*What is required*: What lines in the entries hold the string "mark"? List them.

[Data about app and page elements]
################

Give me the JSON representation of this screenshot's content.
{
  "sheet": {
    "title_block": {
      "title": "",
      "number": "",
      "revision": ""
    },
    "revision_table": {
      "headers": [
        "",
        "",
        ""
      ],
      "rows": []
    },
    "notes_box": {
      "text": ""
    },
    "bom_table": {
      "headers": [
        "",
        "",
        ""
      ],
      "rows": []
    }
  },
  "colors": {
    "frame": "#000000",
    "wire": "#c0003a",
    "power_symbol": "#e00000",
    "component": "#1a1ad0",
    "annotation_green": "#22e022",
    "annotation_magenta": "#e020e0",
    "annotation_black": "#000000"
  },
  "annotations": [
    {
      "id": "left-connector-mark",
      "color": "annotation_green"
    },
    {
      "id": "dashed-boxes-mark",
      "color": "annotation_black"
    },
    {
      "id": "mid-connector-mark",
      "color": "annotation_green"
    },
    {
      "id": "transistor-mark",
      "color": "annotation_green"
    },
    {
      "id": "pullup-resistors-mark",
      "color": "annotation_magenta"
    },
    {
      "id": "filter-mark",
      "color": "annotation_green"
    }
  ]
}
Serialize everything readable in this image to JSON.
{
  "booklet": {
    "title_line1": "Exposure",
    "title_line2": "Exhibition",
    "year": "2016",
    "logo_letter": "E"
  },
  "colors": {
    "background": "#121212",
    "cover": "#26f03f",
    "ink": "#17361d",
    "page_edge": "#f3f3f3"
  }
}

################

*Answer to the problem*:
      "id": "left-connector-mark",
      "id": "dashed-boxes-mark",
      "id": "mid-connector-mark",
      "id": "transistor-mark",
      "id": "pullup-resistors-mark",
      "id": "filter-mark",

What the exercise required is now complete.